His team succeeded in causing these fibres to 'unbundle' and shrink holes in the protective network mesh, by treating them with a detergent commonly found in unspecified 'personal care' products.
"It was exciting to see particles the size of many potentially dangerous substances become completely trapped in mucus, since mucus-trapping typically leads to harmless removal from our bodies," said one boffin.
This discovery raises the possibility of boosting our mucus network into super-snot that is capable of resisting almost any infection.
"If there is an outbreak of influenza, we imagine that doctors could inhale these agents in an aerosolized form and be protected against the virus for several hours," said biomolecular researcher Samuel Lai.

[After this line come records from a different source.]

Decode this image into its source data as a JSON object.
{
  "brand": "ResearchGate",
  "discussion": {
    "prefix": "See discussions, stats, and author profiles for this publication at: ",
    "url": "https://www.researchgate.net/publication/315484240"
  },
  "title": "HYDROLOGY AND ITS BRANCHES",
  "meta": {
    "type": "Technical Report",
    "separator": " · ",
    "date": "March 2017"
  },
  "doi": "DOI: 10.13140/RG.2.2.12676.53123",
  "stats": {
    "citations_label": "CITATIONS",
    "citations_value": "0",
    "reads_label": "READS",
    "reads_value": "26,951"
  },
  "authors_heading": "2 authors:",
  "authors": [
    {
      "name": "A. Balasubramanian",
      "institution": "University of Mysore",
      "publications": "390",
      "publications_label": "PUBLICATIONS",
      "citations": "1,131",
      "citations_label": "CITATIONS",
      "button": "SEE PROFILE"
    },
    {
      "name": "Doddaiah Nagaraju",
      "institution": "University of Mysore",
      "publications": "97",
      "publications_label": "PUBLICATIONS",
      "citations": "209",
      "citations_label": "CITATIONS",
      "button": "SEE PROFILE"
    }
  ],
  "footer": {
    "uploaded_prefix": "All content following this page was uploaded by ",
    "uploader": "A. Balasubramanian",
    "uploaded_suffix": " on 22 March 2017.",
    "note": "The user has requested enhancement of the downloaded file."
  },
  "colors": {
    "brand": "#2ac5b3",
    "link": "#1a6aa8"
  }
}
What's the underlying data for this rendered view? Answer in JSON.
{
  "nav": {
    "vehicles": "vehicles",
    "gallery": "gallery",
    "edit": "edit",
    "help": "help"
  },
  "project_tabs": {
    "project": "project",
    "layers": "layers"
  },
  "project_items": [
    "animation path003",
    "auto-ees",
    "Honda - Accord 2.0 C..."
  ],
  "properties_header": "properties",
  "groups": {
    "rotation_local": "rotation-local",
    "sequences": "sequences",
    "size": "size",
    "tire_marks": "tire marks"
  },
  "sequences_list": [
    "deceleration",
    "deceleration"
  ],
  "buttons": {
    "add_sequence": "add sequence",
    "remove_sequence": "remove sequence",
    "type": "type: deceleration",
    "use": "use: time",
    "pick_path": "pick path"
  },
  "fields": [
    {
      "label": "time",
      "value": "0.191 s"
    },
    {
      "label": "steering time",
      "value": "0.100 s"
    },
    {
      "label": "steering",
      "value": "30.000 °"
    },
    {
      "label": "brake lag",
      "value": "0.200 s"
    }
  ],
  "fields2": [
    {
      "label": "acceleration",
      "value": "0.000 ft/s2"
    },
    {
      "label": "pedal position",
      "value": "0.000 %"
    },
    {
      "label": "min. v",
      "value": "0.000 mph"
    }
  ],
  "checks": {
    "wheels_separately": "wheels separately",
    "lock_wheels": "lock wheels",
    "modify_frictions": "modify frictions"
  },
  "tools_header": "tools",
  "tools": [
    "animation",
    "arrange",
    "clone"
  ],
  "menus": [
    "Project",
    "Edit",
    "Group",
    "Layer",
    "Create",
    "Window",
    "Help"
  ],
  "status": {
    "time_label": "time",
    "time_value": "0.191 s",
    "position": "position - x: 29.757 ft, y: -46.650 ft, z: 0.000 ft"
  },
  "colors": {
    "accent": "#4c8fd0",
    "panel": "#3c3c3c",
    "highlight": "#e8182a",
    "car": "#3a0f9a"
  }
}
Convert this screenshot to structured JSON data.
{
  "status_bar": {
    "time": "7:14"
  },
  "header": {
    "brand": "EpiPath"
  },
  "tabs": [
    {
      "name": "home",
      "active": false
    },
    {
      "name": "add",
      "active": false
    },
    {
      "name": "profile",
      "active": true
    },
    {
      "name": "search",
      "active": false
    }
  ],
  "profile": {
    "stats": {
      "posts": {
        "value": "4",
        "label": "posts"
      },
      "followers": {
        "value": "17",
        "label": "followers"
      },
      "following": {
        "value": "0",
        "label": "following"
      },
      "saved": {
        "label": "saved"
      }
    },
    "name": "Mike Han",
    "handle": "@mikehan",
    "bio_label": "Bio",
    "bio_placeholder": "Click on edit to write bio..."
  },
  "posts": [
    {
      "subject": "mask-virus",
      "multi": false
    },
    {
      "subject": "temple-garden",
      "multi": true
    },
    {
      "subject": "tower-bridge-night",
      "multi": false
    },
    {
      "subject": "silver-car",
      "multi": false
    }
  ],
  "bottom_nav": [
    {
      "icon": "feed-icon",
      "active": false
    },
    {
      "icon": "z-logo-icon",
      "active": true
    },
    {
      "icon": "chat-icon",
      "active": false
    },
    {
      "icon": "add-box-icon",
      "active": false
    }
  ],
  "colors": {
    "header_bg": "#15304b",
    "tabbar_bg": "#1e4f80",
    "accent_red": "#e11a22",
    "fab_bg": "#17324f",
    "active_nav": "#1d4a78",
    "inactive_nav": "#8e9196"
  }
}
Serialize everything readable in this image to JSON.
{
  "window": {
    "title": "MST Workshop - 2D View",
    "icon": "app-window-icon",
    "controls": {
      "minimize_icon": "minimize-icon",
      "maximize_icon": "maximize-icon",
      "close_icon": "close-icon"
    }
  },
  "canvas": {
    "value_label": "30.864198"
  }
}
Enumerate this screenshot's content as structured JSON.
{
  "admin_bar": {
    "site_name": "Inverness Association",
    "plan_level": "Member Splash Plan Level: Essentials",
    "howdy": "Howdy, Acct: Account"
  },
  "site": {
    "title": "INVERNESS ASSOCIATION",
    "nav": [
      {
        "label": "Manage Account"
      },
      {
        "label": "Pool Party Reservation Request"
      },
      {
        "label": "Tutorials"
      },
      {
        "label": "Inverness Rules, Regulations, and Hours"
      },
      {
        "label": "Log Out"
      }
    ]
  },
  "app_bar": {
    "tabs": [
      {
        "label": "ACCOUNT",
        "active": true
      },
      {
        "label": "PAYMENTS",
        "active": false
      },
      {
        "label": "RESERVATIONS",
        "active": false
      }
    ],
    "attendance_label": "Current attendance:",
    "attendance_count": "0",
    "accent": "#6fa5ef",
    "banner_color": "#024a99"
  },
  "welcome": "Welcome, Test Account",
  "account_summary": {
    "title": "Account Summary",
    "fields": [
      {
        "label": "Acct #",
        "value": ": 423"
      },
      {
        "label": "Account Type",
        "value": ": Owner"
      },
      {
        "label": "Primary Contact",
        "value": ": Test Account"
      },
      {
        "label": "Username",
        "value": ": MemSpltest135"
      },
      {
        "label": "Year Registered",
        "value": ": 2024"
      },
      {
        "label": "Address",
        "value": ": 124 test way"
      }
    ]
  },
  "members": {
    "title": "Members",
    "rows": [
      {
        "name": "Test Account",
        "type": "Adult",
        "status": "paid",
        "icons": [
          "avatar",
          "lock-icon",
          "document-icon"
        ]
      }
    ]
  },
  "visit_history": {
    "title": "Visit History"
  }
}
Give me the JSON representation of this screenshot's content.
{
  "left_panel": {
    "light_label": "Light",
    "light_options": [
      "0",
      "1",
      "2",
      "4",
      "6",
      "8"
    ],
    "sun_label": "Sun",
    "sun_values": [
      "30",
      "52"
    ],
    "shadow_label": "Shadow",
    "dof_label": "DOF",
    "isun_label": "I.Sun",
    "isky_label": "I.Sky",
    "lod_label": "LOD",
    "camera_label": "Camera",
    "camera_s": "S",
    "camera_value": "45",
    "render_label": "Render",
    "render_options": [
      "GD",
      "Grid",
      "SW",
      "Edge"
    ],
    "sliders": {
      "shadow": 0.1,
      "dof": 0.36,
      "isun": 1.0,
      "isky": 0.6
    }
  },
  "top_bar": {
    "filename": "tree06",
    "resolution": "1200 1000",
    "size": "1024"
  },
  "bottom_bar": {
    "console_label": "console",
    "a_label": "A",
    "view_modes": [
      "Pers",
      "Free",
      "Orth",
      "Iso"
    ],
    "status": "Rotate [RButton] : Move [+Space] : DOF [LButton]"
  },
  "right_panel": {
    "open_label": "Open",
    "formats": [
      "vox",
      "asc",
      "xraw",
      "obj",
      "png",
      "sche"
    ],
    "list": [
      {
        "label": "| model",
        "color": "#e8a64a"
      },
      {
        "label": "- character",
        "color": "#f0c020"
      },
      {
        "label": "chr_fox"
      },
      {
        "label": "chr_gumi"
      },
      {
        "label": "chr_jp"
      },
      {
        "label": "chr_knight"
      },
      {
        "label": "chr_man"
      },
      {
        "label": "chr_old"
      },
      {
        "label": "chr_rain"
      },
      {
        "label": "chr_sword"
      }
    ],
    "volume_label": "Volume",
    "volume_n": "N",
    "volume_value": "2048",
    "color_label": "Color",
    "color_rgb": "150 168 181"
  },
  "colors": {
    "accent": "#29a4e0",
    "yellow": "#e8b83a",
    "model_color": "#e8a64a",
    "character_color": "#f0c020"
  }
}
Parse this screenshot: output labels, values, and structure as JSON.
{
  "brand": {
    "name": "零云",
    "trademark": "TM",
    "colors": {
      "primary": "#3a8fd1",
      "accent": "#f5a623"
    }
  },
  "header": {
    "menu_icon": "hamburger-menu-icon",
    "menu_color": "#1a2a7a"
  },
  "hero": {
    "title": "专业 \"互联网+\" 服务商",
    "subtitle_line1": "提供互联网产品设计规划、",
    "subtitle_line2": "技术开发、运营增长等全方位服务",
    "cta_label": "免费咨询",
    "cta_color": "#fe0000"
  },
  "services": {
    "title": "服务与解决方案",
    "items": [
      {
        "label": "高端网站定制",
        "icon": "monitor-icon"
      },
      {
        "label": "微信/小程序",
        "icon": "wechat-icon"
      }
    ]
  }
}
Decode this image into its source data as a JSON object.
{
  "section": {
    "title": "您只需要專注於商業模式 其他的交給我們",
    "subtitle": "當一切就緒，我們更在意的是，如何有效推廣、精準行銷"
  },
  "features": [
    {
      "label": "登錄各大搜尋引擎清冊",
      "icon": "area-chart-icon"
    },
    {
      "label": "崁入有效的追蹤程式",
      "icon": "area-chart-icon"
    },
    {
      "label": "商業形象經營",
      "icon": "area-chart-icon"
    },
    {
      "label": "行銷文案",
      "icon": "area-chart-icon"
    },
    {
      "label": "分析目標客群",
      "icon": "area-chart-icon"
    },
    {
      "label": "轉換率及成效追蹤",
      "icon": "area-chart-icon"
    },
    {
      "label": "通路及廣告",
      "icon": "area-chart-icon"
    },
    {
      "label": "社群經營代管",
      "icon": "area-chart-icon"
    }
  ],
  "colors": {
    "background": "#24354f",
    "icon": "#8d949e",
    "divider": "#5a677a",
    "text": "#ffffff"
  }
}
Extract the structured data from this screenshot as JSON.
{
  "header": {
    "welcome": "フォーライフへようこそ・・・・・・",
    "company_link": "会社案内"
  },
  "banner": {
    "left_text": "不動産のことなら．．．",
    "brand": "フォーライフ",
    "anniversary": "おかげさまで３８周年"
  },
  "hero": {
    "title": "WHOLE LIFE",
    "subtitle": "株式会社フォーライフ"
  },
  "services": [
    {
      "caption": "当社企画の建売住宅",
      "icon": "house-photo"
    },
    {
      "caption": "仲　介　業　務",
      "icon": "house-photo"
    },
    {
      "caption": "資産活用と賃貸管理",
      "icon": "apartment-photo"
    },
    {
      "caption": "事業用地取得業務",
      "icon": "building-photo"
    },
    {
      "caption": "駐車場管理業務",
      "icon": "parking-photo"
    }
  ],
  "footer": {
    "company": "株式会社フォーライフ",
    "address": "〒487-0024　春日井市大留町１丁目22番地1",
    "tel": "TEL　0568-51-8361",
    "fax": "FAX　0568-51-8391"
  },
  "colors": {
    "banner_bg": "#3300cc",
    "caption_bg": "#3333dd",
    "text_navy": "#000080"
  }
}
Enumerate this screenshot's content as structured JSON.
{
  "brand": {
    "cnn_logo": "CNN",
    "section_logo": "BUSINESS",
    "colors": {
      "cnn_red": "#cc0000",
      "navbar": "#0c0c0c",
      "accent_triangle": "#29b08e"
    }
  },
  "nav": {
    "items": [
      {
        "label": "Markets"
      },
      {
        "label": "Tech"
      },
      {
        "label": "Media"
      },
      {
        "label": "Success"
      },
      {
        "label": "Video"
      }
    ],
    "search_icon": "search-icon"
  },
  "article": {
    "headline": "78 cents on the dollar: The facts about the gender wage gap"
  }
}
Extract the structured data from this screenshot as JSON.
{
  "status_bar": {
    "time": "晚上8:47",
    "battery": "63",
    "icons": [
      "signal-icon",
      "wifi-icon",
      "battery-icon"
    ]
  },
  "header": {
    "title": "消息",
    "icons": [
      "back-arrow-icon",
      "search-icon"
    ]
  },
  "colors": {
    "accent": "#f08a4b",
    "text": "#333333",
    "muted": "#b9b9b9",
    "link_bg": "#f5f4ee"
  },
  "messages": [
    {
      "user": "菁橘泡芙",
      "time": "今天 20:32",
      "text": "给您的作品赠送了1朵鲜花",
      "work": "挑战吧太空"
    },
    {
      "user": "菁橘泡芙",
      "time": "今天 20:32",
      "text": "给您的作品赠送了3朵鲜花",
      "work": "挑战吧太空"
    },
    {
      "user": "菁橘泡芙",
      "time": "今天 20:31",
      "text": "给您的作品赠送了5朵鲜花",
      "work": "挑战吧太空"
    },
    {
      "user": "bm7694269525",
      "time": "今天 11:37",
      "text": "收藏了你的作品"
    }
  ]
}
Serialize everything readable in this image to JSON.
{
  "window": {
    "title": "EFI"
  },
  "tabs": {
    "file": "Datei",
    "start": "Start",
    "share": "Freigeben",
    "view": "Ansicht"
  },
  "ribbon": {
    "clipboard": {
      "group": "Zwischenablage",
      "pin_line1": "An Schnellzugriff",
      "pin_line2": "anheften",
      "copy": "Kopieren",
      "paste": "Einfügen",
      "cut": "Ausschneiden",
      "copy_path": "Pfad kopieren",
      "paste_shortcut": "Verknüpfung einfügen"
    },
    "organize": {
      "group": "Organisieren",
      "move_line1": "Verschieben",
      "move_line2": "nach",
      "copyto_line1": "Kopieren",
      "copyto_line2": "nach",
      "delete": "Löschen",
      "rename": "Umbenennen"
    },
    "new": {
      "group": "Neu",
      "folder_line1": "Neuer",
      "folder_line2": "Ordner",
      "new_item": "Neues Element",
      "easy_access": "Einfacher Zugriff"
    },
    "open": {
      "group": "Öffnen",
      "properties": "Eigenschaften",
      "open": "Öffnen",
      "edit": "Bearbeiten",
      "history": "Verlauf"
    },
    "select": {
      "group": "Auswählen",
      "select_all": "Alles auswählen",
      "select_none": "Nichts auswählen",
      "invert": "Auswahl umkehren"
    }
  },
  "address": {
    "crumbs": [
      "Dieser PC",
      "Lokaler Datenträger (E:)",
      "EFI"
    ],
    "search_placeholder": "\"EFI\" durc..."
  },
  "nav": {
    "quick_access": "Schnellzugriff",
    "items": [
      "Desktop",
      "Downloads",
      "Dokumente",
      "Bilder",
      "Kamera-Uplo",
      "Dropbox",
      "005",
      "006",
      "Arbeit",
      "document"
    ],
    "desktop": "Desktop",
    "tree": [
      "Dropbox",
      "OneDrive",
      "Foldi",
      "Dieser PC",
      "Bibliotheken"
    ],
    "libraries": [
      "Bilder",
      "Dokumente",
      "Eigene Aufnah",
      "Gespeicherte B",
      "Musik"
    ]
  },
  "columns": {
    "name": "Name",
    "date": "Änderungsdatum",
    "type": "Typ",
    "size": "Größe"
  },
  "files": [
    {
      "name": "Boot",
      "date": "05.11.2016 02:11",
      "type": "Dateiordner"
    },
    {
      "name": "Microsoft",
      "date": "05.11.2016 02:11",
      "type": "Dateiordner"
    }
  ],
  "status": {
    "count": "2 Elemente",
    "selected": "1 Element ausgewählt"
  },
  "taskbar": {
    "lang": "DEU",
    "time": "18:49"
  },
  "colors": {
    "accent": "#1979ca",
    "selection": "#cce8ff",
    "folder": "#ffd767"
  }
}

However, since the mucus layer constantly clears from the body, any protective enhancement would be short-lived, adds Lai, with coatings clearing from the lungs in as little as 30 minutes.
The new treatment hasn't even been tested on animals, let alone undergone human trials, so don't go huffing Persil when everyone is sniffling just yet.